- Raetz CR, Whitfield C (2002). "Lipopolysaccharide Endotoxins". Annu. Rev. Biochem. 71: 635–700. doi:10.1146/annurev.biochem.71.110601.135414. PMC 2569852. PMID 12045108.
- Lin WJ, Yeh WC (2005). "Implication of Toll-like receptor and tumor necrosis factor alpha signaling in septic shock". Shock 24 (3): 206–9. doi:10.1097/01.shk.0000180074.69143.77. PMID 16135957.

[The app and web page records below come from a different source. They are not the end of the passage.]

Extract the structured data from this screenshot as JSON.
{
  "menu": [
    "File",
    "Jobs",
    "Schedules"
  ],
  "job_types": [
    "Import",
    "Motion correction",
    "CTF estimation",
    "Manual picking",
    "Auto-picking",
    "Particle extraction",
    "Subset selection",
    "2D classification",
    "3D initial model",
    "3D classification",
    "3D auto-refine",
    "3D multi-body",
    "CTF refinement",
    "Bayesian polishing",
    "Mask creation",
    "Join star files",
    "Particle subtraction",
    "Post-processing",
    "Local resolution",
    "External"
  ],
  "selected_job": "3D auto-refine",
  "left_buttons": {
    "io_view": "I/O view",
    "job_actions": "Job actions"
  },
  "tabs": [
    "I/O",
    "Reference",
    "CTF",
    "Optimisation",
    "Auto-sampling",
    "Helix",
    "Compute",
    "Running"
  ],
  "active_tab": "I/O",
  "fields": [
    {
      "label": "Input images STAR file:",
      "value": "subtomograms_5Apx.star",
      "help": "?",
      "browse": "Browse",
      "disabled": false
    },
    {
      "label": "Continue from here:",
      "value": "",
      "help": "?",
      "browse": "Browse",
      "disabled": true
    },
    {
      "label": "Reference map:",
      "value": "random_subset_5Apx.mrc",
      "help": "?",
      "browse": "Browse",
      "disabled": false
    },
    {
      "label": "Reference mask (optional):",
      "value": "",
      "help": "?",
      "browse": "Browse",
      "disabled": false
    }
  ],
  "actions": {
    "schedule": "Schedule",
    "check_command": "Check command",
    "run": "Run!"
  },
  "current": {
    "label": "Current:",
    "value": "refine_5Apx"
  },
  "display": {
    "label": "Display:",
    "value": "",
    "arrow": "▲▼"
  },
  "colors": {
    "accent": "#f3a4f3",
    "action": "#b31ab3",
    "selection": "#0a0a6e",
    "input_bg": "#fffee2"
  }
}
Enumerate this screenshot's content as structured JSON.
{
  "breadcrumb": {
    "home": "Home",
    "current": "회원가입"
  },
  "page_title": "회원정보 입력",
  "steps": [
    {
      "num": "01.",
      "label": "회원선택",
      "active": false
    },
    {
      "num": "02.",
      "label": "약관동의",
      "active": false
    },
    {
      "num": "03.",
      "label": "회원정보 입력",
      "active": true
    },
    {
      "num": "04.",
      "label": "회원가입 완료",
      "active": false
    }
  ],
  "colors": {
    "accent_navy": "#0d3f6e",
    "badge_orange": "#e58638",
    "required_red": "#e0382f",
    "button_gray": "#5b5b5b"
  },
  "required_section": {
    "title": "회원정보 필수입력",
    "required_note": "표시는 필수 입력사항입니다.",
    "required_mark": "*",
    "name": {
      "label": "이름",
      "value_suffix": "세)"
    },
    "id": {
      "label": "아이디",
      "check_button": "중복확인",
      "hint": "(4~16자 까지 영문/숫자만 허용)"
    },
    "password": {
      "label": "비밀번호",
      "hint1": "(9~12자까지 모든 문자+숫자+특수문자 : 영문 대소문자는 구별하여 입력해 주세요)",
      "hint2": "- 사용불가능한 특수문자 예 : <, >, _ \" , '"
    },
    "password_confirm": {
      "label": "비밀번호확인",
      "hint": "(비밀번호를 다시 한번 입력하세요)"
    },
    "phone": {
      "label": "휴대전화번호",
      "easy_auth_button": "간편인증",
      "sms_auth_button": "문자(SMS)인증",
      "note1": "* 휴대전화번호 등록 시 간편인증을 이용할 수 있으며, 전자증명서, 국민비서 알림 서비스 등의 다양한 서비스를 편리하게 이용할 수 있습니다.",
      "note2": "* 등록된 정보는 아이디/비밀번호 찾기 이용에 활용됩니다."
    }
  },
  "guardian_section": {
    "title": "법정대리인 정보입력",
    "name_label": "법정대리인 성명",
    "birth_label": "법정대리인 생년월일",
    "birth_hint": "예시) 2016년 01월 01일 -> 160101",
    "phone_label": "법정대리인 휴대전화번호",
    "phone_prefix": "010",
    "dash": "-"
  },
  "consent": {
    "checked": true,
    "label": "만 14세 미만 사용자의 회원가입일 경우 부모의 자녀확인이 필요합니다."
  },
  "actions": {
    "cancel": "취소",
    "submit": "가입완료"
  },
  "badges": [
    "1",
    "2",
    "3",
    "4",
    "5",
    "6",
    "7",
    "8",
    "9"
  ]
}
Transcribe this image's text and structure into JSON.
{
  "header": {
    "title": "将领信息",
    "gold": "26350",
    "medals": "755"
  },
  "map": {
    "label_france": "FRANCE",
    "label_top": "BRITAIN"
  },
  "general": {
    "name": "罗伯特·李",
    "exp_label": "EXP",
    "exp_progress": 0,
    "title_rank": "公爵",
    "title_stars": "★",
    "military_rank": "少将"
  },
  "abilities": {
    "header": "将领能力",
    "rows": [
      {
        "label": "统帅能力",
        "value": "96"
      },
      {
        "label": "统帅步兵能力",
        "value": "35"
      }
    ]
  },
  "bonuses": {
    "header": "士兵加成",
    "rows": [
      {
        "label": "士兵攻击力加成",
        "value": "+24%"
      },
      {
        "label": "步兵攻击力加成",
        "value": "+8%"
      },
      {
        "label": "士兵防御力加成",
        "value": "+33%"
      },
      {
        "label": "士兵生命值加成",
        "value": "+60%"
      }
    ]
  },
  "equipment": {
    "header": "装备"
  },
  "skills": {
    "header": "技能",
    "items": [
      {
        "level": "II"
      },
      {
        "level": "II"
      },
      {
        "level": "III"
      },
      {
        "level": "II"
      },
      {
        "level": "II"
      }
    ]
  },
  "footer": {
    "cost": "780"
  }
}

- Lorenz E (2007). "TLR2 and TLR4 expression during bacterial infections". Curr. Pharm. Des. 12 (32): 4185–93. doi:10.2174/138161206778743547. PMID 17100621.
- Stoll LL, Denning GM, Weintraub NL (2007). "Endotoxin, TLR4 signaling and vascular inflammation: potential therapeutic targets in cardiovascular disease". Curr. Pharm. Des. 12 (32): 4229–45. doi:10.2174/138161206778743501. PMID 17100625.
- Rousseaux C, Desreumaux P (2007). "[The peroxisome-proliferator-activated gamma receptor and chronic inflammatory bowel disease (PPARgamma and IBD)]". J. Soc. Biol. 200 (2): 121–31. doi:10.1051/jbio:2006015. PMID 17151549.
- Szabo G, Dolganiuc A, Dai Q, Pruett SB (2007). "TLR4, ethanol, and lipid rafts: a new mechanism of ethanol action with implications for other receptor-mediated effects". J. Immunol. 178 (3): 1243–9. PMID 17237368.